                A total of 23 students were able to present grants ranging from $500 to $1,000, totaling $10,000. As part of the program, students also visited the organizations that their grant was supporting. This allowed them the opportunity to see the work of their charitable organization up close. There is no doubt that the first Giving Challenge left memorable impressions on these young adults. At the same time, 19 organizations across Jefferson, Lewis and St. Lawrence counties were provided with additional resources to advance their missions. The students’ interests included arts, culture and education as well as health and human services. Adelyne Jareo, who was awarded the largest grant to Meals on Wheels of Greater Watertown, said “To me, community means living through both good and bad times with people who love and support you. Community is about connection and brightening someone’s day and making it better even in the smallest way possible. Lending a shoulder to lean on or an ear to listen, or even a friendly warm smile can make the world a better place. That is what community is all about.”

                While the first year had positive outcomes and good participation, there is now an opportunity to have even more students involved in directly improving the quality of life in their community. From now until Nov. 19, seventh and eighth graders attending school in Jefferson, Lewis or St. Lawrence counties are encouraged to participate. Entry applications are available at www.nnycf.org or at the Philanthropy Center at 131 Washington St., Watertown. We encourage teachers and parents to begin conversations that foster an environment of caring and respect, and inspire student engagement and contribution.

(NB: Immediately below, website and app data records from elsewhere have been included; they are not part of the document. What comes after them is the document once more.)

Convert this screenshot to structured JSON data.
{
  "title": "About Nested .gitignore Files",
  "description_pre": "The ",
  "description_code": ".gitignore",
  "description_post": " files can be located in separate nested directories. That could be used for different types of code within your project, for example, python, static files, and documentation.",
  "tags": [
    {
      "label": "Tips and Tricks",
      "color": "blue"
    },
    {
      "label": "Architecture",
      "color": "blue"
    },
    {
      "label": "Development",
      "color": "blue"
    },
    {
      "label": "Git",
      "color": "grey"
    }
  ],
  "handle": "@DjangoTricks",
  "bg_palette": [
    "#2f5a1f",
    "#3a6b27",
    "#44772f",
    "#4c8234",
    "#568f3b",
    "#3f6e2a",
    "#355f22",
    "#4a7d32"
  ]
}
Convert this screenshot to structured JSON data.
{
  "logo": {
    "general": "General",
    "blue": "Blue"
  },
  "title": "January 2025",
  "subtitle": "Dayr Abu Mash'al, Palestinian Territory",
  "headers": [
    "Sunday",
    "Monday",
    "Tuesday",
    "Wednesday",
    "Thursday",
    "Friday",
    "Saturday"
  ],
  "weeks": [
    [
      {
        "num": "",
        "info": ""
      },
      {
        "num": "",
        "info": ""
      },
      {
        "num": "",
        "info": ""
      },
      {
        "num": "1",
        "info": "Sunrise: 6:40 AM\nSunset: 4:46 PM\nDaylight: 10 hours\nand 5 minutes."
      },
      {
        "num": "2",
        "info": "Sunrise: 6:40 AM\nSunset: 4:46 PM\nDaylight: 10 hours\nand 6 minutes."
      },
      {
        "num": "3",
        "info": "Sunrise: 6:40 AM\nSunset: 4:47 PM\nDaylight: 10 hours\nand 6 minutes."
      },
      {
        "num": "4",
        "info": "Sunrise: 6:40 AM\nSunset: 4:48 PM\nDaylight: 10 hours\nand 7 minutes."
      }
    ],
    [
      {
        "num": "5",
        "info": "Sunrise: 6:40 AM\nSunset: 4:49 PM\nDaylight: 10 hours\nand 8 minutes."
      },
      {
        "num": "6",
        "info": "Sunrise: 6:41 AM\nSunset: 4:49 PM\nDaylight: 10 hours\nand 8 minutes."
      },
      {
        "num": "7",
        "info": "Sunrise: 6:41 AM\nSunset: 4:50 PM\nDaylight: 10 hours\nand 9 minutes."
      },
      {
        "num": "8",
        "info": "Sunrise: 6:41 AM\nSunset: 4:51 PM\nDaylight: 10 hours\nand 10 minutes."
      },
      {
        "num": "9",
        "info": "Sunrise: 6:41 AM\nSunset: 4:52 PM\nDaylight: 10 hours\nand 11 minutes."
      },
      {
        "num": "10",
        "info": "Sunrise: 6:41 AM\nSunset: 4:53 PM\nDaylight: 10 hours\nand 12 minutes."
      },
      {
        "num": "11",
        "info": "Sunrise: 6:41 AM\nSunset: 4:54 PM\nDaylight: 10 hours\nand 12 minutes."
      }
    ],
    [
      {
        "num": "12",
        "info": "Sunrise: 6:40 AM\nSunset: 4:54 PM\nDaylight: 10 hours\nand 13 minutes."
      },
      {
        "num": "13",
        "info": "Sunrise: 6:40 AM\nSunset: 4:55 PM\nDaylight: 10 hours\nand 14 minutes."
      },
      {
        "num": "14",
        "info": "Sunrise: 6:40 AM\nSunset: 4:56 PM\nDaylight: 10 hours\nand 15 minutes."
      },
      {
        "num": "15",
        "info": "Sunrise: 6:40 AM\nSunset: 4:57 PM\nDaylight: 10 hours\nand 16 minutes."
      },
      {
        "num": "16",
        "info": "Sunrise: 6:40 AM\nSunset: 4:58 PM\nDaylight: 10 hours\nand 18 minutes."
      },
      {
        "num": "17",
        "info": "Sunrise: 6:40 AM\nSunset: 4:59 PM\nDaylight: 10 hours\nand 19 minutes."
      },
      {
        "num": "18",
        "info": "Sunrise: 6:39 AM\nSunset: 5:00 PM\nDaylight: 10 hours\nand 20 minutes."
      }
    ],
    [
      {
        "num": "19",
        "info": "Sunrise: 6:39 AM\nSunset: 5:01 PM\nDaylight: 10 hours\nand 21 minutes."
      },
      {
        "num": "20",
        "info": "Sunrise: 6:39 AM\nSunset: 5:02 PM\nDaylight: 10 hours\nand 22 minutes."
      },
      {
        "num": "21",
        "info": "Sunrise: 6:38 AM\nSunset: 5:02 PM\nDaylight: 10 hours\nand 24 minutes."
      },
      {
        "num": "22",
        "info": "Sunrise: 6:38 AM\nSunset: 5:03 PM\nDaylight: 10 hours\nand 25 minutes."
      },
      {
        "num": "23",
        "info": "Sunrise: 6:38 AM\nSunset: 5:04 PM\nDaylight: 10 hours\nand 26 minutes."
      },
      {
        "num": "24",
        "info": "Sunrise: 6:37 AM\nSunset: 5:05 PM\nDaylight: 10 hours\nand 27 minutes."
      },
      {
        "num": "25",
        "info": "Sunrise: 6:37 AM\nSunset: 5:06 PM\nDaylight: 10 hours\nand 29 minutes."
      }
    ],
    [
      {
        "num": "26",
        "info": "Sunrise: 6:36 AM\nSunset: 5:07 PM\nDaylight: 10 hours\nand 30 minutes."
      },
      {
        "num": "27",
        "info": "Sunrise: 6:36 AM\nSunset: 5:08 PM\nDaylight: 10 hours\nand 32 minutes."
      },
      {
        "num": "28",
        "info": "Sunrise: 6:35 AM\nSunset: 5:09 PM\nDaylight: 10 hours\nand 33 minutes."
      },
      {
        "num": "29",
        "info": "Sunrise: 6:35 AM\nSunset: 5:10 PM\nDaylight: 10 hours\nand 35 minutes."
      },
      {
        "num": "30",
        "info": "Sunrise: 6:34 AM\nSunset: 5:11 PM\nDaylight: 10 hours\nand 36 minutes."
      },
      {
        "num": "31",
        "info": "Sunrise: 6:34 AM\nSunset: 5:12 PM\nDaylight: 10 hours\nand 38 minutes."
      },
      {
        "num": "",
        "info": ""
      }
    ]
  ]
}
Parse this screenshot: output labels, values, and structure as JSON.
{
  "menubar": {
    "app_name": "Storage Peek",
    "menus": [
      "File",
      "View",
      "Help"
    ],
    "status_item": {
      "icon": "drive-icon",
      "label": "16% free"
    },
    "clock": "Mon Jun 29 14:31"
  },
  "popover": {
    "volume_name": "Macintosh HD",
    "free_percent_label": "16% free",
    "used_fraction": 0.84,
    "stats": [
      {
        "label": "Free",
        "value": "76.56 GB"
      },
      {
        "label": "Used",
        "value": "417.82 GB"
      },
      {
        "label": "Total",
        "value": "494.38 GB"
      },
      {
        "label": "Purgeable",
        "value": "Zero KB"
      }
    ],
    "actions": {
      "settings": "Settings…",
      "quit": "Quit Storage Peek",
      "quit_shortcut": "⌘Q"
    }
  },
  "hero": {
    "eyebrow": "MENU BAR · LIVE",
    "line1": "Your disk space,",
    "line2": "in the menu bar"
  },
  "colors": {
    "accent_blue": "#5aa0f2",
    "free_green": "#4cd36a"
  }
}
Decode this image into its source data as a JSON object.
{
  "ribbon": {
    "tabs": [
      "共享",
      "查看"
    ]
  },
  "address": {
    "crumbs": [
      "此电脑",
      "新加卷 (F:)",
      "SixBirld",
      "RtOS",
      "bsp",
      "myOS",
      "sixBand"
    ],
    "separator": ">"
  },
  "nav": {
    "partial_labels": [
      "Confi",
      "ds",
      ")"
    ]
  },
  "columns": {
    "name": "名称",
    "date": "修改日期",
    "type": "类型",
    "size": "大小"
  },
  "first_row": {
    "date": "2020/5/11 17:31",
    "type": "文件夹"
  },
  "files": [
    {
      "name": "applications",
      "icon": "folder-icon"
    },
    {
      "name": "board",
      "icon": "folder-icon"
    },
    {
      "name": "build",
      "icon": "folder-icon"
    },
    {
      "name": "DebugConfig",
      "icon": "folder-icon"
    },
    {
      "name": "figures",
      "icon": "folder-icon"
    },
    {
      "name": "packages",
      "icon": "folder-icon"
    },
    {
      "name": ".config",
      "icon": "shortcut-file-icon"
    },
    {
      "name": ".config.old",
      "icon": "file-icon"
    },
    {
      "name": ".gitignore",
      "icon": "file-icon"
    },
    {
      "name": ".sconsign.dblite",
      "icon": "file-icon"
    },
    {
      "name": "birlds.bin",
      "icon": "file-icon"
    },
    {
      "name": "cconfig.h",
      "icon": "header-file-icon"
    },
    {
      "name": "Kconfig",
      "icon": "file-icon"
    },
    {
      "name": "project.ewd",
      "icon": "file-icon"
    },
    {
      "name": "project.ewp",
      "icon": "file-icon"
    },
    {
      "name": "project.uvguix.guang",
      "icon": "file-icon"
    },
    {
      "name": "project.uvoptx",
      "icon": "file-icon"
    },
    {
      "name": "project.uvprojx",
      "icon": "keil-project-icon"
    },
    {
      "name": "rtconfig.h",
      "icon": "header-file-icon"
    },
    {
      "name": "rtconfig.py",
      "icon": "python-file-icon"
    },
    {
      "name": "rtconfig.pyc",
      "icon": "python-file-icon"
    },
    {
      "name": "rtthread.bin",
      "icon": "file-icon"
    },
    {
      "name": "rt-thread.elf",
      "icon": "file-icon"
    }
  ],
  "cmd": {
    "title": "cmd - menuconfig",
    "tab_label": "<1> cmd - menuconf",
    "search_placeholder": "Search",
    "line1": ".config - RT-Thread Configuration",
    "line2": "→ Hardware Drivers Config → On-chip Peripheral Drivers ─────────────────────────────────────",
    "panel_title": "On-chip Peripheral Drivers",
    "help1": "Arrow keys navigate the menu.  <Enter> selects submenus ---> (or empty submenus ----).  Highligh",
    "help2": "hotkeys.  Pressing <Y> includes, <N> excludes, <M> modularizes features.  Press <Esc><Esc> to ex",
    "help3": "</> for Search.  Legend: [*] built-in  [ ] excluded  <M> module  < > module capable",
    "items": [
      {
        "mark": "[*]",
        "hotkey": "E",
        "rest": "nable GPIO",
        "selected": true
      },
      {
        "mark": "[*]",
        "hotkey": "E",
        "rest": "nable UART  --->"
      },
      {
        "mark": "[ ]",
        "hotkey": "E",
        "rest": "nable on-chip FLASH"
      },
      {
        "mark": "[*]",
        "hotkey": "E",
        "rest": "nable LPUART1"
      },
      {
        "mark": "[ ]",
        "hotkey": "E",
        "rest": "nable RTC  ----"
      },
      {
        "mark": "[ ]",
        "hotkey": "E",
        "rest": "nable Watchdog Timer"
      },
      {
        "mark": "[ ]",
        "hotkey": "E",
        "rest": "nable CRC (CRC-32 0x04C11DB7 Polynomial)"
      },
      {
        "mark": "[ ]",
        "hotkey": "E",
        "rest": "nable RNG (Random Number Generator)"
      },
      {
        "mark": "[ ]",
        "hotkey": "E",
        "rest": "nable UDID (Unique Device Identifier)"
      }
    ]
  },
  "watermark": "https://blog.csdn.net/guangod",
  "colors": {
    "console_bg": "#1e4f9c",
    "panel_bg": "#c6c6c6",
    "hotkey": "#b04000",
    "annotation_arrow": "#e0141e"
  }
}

                It is always good to remind ourselves that all of our actions impact more than just ourselves. The more seeds we plant, the better chance we have of developing critical thinkers, leaders and lives that inspire the pursuit of the fulfillment of life-long service and action for the common good. There are four kinds of people: those who make things happen, those who watch things happen, those who wonder what happened and those who don’t know that anything happened. If we continue to plant good seeds, we will reap a bountiful harvest of those who will make things happen.